Items from an interface collection:

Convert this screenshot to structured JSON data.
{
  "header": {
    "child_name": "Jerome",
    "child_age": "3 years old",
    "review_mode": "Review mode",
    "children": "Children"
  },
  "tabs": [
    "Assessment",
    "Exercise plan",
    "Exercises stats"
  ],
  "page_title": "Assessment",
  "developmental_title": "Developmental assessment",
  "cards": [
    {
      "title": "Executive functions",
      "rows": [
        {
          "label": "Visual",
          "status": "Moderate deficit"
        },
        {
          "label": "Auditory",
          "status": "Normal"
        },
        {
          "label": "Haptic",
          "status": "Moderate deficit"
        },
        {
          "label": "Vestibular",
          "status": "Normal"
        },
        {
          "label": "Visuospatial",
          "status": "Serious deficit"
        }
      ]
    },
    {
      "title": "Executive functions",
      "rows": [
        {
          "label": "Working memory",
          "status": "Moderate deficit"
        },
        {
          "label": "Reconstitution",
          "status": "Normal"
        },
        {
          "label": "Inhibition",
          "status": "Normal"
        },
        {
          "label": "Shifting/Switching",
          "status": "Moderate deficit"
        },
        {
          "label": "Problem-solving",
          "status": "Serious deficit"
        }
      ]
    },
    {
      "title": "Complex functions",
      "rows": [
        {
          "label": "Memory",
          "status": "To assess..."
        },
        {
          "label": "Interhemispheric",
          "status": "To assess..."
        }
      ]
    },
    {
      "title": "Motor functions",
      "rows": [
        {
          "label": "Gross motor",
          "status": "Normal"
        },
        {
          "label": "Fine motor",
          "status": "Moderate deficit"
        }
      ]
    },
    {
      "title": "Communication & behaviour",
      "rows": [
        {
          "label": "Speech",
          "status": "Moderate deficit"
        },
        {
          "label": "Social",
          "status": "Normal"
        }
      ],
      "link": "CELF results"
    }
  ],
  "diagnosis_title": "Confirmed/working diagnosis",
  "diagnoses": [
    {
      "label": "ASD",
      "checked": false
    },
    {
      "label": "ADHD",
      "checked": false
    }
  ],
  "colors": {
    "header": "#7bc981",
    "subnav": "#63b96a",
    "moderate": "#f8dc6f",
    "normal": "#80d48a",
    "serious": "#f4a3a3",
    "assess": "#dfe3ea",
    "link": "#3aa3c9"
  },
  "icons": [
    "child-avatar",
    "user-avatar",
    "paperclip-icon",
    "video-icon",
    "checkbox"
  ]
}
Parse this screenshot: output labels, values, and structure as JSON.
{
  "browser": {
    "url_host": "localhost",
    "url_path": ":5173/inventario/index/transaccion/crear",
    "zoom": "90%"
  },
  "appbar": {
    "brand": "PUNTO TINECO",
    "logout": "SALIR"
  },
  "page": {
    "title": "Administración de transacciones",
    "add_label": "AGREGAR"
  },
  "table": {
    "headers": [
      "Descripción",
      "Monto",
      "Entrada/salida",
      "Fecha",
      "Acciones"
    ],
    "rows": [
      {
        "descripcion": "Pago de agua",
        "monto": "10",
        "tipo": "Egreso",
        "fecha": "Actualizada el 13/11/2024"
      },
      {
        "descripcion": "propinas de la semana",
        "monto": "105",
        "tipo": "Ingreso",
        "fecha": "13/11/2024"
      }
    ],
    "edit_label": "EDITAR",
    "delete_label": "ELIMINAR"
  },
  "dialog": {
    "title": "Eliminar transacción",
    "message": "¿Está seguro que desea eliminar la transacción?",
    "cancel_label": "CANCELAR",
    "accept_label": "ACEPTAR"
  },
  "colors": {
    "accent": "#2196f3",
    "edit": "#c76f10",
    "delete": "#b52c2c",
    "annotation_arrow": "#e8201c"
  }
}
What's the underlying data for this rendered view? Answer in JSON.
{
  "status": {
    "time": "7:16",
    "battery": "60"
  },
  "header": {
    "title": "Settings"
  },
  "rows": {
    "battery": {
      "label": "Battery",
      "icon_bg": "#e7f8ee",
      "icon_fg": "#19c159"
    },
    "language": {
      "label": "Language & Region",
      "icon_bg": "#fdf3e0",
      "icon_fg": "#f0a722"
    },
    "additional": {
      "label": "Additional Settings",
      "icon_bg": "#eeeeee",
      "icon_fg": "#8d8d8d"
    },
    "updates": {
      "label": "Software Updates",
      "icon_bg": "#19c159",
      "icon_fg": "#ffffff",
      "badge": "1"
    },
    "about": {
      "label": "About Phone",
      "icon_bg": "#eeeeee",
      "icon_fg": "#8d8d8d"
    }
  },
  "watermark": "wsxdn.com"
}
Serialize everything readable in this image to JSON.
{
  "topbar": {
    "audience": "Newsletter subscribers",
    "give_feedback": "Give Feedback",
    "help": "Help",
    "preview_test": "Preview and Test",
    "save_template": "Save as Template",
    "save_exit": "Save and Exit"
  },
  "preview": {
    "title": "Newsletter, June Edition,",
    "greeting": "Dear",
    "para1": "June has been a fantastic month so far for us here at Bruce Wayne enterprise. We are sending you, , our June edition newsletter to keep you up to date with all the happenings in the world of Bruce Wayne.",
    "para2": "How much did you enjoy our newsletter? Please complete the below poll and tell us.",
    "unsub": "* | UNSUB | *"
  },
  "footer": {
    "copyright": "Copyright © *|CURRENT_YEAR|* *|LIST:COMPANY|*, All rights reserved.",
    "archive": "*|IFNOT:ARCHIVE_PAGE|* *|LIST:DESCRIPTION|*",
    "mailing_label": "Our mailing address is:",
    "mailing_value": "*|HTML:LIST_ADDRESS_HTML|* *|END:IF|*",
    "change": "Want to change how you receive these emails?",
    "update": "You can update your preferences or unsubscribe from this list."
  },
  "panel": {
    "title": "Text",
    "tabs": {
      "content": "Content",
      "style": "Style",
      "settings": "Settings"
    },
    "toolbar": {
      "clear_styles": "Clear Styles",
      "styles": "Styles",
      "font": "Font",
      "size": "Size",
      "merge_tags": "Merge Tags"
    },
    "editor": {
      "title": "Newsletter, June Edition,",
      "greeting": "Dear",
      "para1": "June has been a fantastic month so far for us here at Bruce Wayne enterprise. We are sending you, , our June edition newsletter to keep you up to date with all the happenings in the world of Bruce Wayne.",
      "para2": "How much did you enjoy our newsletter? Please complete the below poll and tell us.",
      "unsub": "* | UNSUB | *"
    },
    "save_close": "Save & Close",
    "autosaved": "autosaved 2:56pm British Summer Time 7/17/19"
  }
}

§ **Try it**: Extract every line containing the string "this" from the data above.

§ **Answer below**:
Convert this screenshot to structured JSON data.
Parse this screenshot: output labels, values, and structure as JSON.
What's the underlying data for this rendered view? Answer in JSON.
Serialize everything readable in this image to JSON.
    "update": "You can update your preferences or unsubscribe from this list."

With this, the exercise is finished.